RSS stands for Really Simple Syndication. The idea behind RSS is that, instead of going out to your favorite web sites, the content comes to you through either a news reader or a service that converts the feed to an e-mail (e.g. Feed My Inbox). Common Craft has a great video explanation of RSS if you want more detail. My favorite feed reader is Google Reader, but there are many choices out there (see lists here and here). You can also incorporate RSS feeds into your personalized Yahoo! and Google home pages.
2) Twitter — it isn’t just for lunch
Twitter is more than a place to share what you had for lunch (or whatever mundane task you’re currently doing). It’s also an easy way to keep up with news you’re interested in. The 140 character limit makes it easy to scan headlines quickly. If you have a mobile device (e.g. an iPhone), you can also bring Twitter with you and scan the news on the go (just not when you’re driving, please). You can also repost (“retweet”) stories to your friends/followers easily. Twitter and other forms of social media are also useful for finding out what your friends/followers think about a particular issue. To start a conversation, ask a question and wait a few minutes for a reply.
3) Specific sites to scan
Everyone’s list will be a little different. You can see some of the suggestions I made during my presentation here. You can also look at the Environmental News Bits blogroll (in the left column under the News Sources heading). You can also read Environmental News Bits, GLRPPR News, and/or P2Rx News if you want someone to do the scanning for you. If you have a favorite, post a link in the comments.
Keeping Track of Your Favorite Sites
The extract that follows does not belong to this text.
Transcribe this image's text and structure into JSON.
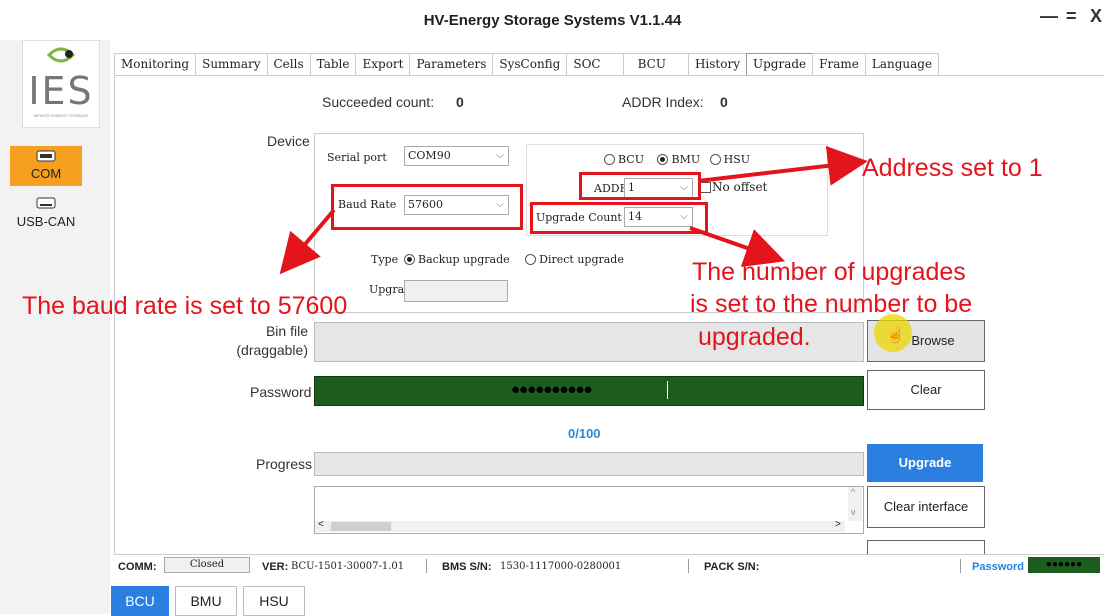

Once you’ve identified sites you like, you need a place to store them where you can find them again and share them with people. There are two tools that I use for this. The first is Read It Later, which allows you to temporarily save links you want to look at later, but don’t want to keep permanently. I find it very helpful for news articles that I want to look at once, then discard. It works as a Firefox extension, a series of bookmarklets, or as a mobile phone app.
The second tool that I use regularly is Delicious. Delicious and other social bookmarking sites (a list of 125 of them is here) are really helpful because they not only allow you to access your bookmarks from anywhere, but also share them with other people. You can also work with groups of people to identify resources using a common tag. As an example, read about the P2TagTeam effort on the GLRPPR blog and see the results on Delicious at http://delicious.com/tag/p2tagteam. You can also search social bookmarking sites to see what other people are tagging on a particular topics. Or you can add people of like mind to your network (you can see my bookmarks at http://delicious.com/tsmom1219/).
Hopefully, these hints will save you time and effort as you surf the waves of sustainability information online. If you have questions or comments, leave them below or e-mail me at firstname.lastname@example.org.